■ **PROBLEM REQUIREMENTS**
Retype the entries in full, exactly.

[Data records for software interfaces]
++++++++++

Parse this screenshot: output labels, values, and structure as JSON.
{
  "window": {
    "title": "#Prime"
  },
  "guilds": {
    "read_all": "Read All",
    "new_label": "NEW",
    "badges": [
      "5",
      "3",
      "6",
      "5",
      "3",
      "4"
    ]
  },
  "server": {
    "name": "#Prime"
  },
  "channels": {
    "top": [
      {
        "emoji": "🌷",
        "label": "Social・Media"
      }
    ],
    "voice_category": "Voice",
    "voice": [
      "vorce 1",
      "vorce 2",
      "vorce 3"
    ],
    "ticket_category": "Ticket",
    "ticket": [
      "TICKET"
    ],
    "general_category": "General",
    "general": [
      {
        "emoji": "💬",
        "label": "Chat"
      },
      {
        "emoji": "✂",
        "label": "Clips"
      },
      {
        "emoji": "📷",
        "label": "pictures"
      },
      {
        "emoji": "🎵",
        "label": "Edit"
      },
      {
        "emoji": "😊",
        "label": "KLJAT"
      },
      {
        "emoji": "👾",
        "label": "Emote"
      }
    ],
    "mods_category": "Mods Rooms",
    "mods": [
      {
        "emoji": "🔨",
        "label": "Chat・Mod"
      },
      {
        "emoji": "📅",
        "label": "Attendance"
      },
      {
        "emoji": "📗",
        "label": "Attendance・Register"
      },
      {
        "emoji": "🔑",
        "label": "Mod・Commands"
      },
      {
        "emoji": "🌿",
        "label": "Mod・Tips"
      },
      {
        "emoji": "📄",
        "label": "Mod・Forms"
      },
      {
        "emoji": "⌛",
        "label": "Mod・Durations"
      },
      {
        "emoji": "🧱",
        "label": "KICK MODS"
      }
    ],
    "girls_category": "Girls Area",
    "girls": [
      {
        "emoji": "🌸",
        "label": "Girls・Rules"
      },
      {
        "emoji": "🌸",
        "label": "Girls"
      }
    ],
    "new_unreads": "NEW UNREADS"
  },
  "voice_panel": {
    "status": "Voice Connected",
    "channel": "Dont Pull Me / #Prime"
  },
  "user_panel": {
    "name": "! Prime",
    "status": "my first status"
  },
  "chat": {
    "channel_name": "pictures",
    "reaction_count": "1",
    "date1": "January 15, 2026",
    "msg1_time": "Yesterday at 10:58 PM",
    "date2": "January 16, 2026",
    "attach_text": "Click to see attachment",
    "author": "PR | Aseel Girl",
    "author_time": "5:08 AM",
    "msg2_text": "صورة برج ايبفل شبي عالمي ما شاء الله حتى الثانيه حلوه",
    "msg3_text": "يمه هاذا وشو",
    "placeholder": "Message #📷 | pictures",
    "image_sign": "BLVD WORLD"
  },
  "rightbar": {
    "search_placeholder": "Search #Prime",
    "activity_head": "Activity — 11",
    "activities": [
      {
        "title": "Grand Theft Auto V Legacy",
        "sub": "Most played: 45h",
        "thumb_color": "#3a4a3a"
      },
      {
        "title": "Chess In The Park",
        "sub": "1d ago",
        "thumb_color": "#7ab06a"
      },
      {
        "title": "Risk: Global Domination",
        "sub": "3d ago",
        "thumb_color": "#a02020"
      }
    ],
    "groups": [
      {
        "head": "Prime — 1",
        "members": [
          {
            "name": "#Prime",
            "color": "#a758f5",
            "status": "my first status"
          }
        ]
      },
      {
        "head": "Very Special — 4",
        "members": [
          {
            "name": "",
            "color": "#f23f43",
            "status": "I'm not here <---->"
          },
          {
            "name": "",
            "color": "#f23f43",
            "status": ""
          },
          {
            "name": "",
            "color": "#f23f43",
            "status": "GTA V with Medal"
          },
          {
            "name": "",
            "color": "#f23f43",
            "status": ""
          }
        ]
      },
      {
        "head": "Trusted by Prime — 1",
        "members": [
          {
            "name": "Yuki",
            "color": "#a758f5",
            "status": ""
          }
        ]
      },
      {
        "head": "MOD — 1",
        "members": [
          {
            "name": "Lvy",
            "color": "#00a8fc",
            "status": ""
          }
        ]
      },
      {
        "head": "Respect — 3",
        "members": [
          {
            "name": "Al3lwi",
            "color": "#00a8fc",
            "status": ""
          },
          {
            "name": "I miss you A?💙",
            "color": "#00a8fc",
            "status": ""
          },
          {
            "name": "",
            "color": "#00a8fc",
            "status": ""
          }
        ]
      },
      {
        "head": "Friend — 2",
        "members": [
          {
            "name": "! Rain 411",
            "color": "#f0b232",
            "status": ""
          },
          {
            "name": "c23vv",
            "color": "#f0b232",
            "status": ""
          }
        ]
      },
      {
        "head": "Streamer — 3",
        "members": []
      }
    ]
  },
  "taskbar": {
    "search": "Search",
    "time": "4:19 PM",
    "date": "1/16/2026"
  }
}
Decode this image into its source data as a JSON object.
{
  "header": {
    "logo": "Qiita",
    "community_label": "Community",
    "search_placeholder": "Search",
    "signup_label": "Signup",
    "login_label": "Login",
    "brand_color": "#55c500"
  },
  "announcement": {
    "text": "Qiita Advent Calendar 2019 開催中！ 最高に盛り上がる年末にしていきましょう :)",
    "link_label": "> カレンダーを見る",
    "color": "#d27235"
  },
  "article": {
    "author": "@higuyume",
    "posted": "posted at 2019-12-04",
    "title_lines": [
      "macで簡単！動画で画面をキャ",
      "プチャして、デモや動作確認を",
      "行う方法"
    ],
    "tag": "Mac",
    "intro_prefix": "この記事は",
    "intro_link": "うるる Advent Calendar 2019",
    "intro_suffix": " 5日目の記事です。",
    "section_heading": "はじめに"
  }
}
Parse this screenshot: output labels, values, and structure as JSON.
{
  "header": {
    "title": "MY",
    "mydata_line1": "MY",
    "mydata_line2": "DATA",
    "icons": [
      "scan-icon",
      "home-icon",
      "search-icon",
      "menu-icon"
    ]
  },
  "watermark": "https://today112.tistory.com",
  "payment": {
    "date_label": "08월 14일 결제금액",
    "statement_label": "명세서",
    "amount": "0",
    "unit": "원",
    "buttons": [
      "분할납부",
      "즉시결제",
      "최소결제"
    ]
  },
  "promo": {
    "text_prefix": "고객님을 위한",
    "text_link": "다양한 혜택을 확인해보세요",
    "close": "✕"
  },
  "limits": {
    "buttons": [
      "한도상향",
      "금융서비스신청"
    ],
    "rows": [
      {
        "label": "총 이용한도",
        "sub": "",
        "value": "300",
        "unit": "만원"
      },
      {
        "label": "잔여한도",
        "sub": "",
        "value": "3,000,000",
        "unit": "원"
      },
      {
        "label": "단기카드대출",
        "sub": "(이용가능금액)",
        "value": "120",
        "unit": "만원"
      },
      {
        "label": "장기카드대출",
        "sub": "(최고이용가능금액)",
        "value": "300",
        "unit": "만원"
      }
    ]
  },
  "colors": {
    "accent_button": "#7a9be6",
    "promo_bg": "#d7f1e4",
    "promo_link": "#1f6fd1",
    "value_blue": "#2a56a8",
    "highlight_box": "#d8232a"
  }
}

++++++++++

■ **REPLY**
Parse this screenshot: output labels, values, and structure as JSON.
{
  "window": {
    "title": "#Prime"
  },
  "guilds": {
    "read_all": "Read All",
    "new_label": "NEW",
    "badges": [
      "5",
      "3",
      "6",
      "5",
      "3",
      "4"
    ]
  },
  "server": {
    "name": "#Prime"
  },
  "channels": {
    "top": [
      {
        "emoji": "🌷",
        "label": "Social・Media"
      }
    ],
    "voice_category": "Voice",
    "voice": [
      "vorce 1",
      "vorce 2",
      "vorce 3"
    ],
    "ticket_category": "Ticket",
    "ticket": [
      "TICKET"
    ],
    "general_category": "General",
    "general": [
      {
        "emoji": "💬",
        "label": "Chat"
      },
      {
        "emoji": "✂",
        "label": "Clips"
      },
      {
        "emoji": "📷",
        "label": "pictures"
      },
      {
        "emoji": "🎵",
        "label": "Edit"
      },
      {
        "emoji": "😊",
        "label": "KLJAT"
      },
      {
        "emoji": "👾",
        "label": "Emote"
      }
    ],
    "mods_category": "Mods Rooms",
    "mods": [
      {
        "emoji": "🔨",
        "label": "Chat・Mod"
      },
      {
        "emoji": "📅",
        "label": "Attendance"
      },
      {
        "emoji": "📗",
        "label": "Attendance・Register"
      },
      {
        "emoji": "🔑",
        "label": "Mod・Commands"
      },
      {
        "emoji": "🌿",
        "label": "Mod・Tips"
      },
      {
        "emoji": "📄",
        "label": "Mod・Forms"
      },
      {
        "emoji": "⌛",
        "label": "Mod・Durations"
      },
      {
        "emoji": "🧱",
        "label": "KICK MODS"
      }
    ],
    "girls_category": "Girls Area",
    "girls": [
      {
        "emoji": "🌸",
        "label": "Girls・Rules"
      },
      {
        "emoji": "🌸",
        "label": "Girls"
      }
    ],
    "new_unreads": "NEW UNREADS"
  },
  "voice_panel": {
    "status": "Voice Connected",
    "channel": "Dont Pull Me / #Prime"
  },
  "user_panel": {
    "name": "! Prime",
    "status": "my first status"
  },
  "chat": {
    "channel_name": "pictures",
    "reaction_count": "1",
    "date1": "January 15, 2026",
    "msg1_time": "Yesterday at 10:58 PM",
    "date2": "January 16, 2026",
    "attach_text": "Click to see attachment",
    "author": "PR | Aseel Girl",
    "author_time": "5:08 AM",
    "msg2_text": "صورة برج ايبفل شبي عالمي ما شاء الله حتى الثانيه حلوه",
    "msg3_text": "يمه هاذا وشو",
    "placeholder": "Message #📷 | pictures",
    "image_sign": "BLVD WORLD"
  },
  "rightbar": {
    "search_placeholder": "Search #Prime",
    "activity_head": "Activity — 11",
    "activities": [
      {
        "title": "Grand Theft Auto V Legacy",
        "sub": "Most played: 45h",
        "thumb_color": "#3a4a3a"
      },
      {
        "title": "Chess In The Park",
        "sub": "1d ago",
        "thumb_color": "#7ab06a"
      },
      {
        "title": "Risk: Global Domination",
        "sub": "3d ago",
        "thumb_color": "#a02020"
      }
    ],
    "groups": [
      {
        "head": "Prime — 1",
        "members": [
          {
            "name": "#Prime",
            "color": "#a758f5",
            "status": "my first status"
          }
        ]
      },
      {
        "head": "Very Special — 4",
        "members": [
          {
            "name": "",
            "color": "#f23f43",
            "status": "I'm not here <---->"
          },
          {
            "name": "",
            "color": "#f23f43",
            "status": ""
          },
          {
            "name": "",
            "color": "#f23f43",
            "status": "GTA V with Medal"
          },
          {
            "name": "",
            "color": "#f23f43",
            "status": ""
          }
        ]
      },
      {
        "head": "Trusted by Prime — 1",
        "members": [
          {
            "name": "Yuki",
            "color": "#a758f5",
            "status": ""
          }
        ]
      },
      {
        "head": "MOD — 1",
        "members": [
          {
            "name": "Lvy",
            "color": "#00a8fc",
            "status": ""
          }
        ]
      },
      {
        "head": "Respect — 3",
        "members": [
          {
            "name": "Al3lwi",
            "color": "#00a8fc",
            "status": ""
          },
          {
            "name": "I miss you A?💙",
            "color": "#00a8fc",
            "status": ""
          },
          {
            "name": "",
            "color": "#00a8fc",
            "status": ""
          }
        ]
      },
      {
        "head": "Friend — 2",
        "members": [
          {
            "name": "! Rain 411",
            "color": "#f0b232",
            "status": ""
          },
          {
            "name": "c23vv",
            "color": "#f0b232",
            "status": ""
          }
        ]
      },
      {
        "head": "Streamer — 3",
        "members": []
      }
    ]
  },
  "taskbar": {
    "search": "Search",
    "time": "4:19 PM",
    "date": "1/16/2026"
  }
}
Decode this image into its source data as a JSON object.
{
  "header": {
    "logo": "Qiita",
    "community_label": "Community",
    "search_placeholder": "Search",
    "signup_label": "Signup",
    "login_label": "Login",
    "brand_color": "#55c500"
  },
  "announcement": {
    "text": "Qiita Advent Calendar 2019 開催中！ 最高に盛り上がる年末にしていきましょう :)",
    "link_label": "> カレンダーを見る",
    "color": "#d27235"
  },
  "article": {
    "author": "@higuyume",
    "posted": "posted at 2019-12-04",
    "title_lines": [
      "macで簡単！動画で画面をキャ",
      "プチャして、デモや動作確認を",
      "行う方法"
    ],
    "tag": "Mac",
    "intro_prefix": "この記事は",
    "intro_link": "うるる Advent Calendar 2019",
    "intro_suffix": " 5日目の記事です。",
    "section_heading": "はじめに"
  }
}
Parse this screenshot: output labels, values, and structure as JSON.
{
  "header": {
    "title": "MY",
    "mydata_line1": "MY",
    "mydata_line2": "DATA",
    "icons": [
      "scan-icon",
      "home-icon",
      "search-icon",
      "menu-icon"
    ]
  },
  "watermark": "https://today112.tistory.com",
  "payment": {
    "date_label": "08월 14일 결제금액",
    "statement_label": "명세서",
    "amount": "0",
    "unit": "원",
    "buttons": [
      "분할납부",
      "즉시결제",
      "최소결제"
    ]
  },
  "promo": {
    "text_prefix": "고객님을 위한",
    "text_link": "다양한 혜택을 확인해보세요",
    "close": "✕"
  },
  "limits": {
    "buttons": [
      "한도상향",
      "금융서비스신청"
    ],
    "rows": [
      {
        "label": "총 이용한도",
        "sub": "",
        "value": "300",
        "unit": "만원"
      },
      {
        "label": "잔여한도",
        "sub": "",
        "value": "3,000,000",
        "unit": "원"
      },
      {
        "label": "단기카드대출",
        "sub": "(이용가능금액)",
        "value": "120",
        "unit": "만원"
      },
      {
        "label": "장기카드대출",
        "sub": "(최고이용가능금액)",
        "value": "300",
        "unit": "만원"
      }
    ]
  },
  "colors": {
    "accent_button": "#7a9be6",
    "promo_bg": "#d7f1e4",
    "promo_link": "#1f6fd1",
    "value_blue": "#2a56a8",
    "highlight_box": "#d8232a"
  }
}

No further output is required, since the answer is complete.